Latest short story comp over on the 2000AD forums had the following remit :
A 2000AD MOVIE MASH-UP. We want Monty Python’s Life Of Halo Jones, Dreddy Potter, Die Hard in Downlode… Twothy characters meet Hollywood, Bollywood, Pinewood or Ed Wood. As ever, we demanded magic in no more than 500 words.
As always thanks to the awesome Lizzie Boyle for organising this. Got permission from another person to reprint their story. Enjoy
(Not a Short Film by David Lynch)
by hippynumber 1
Henry Spencer shuffled through the remains of the city. Once proud blocks slumped heavily forward, tired, weary things, heavy with loss and regret. All those lives. All those deaths. The heavy drone of insects hung in the air, an organic industry endlessly grinding on, its work never completed. The sound of death. The buzz of life. He clamped his mouth tight shut against the clouds of flies. They bumped lazily against his lips as he shuffled forward, each footstep precise, tiny steps taking him ever onward.
Henry looked around curiously as he gingerly stepped over the bloated, oozing bodies in the foyer of Jack Nance Block. The smell hit him like raw munce on a too hot day, a solid wall of foetid miasma, thick enough to chew. He tried to disassociate what he was stepping over from the people whose lives had become this bloody swollen mess of chaos.
“I used to live here! I was a Pencil Machine Operator!”
The bald, withered, wild old man with the cracked eyes sniggered and ran up the East stairwell. His ragged clothes wafted behind him like a tattered cape. Henry didn’t want to think about what he had seen hanging from the man’s mouth.
Taking the North stairwell Henry plodded reluctantly up to the thirtieth floor. The Beautiful Girl Across the Hall smiled wanly at him. Her sad face peered at him from behind the grime of what her life had become.
“I locked myself out of my apartment…and it’s so late,” she said.
Henry looked at his shoes, embarrassed that his life had changed so little. He knocked on Mary’s door.
“Hello Henry,” said Mr. X. “Come on in.”
Henry walked into his girlfriend’s parents’ apartment and sat himself at the table.
Mrs. X stared at him from her corner. Her crochet needles clicked furiously, the chitter of insect mandibles. Mary touched his shoulder gently as their bandage swaddled child mewled pitifully from its place at the centre of the table. Its beak-like mouth snapped sharply as it struggled against its bonds. The carving knife glittered hopefully.
“We have chicken tonight,” said Mr. X. “It’s man-made. Little damn thing’s smaller than my fist.”
Henry picked up the carving knife. The baby stopped crying. The thin, wrinkled skin of its head shifted and moved like maggots writhed there.
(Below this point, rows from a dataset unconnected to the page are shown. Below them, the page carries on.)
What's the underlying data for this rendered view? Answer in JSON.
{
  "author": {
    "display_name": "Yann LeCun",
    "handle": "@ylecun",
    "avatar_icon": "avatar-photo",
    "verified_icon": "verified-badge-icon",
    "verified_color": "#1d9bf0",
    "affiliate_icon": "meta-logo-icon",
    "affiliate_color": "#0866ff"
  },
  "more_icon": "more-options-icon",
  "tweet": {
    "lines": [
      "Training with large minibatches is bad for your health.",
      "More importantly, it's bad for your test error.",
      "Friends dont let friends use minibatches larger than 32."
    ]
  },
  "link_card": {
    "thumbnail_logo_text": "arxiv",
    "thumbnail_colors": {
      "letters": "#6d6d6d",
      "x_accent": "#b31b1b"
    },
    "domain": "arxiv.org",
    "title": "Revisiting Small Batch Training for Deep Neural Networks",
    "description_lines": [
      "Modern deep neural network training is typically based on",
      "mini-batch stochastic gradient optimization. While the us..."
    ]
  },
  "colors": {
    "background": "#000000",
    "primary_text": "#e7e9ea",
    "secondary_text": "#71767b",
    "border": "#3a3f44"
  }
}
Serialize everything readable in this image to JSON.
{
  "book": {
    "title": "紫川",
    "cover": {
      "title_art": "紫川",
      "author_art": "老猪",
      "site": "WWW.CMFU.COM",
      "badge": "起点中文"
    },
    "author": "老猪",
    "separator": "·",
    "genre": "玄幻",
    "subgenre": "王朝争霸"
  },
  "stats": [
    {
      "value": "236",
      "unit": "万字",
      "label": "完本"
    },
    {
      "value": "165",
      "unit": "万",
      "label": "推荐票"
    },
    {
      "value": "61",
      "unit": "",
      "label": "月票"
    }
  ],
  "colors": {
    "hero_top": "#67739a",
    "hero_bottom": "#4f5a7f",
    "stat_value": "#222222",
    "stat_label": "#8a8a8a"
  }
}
“I just cut it like regular chicken?” asked Henry.
Mrs. X began to cry, a splintered sound, like fractured glass. A tear ran down her cheek. Her crochet needles clicked. Henry glanced at Mary. She nodded. Henry leaned across the table, the knife angled at the precise angle needed for the first incision.
The door of the apartment splintered inwards. Henry jumped back from the table as Judges stormed the apartment. The baby began to cry, black milk oozing from its lipless mouth.
“Freeze!” snarled Dredd. “You’re under arrest.”
“Being a mutant isn’t a crime Judge,” said Henry.
“No, but keeping a tiny mutant lounge singer prisoner behind your radiator is. You’re doing time Perv!”
“It’s okay!” whispered the Pencil Machine Operator in Henry’s ear.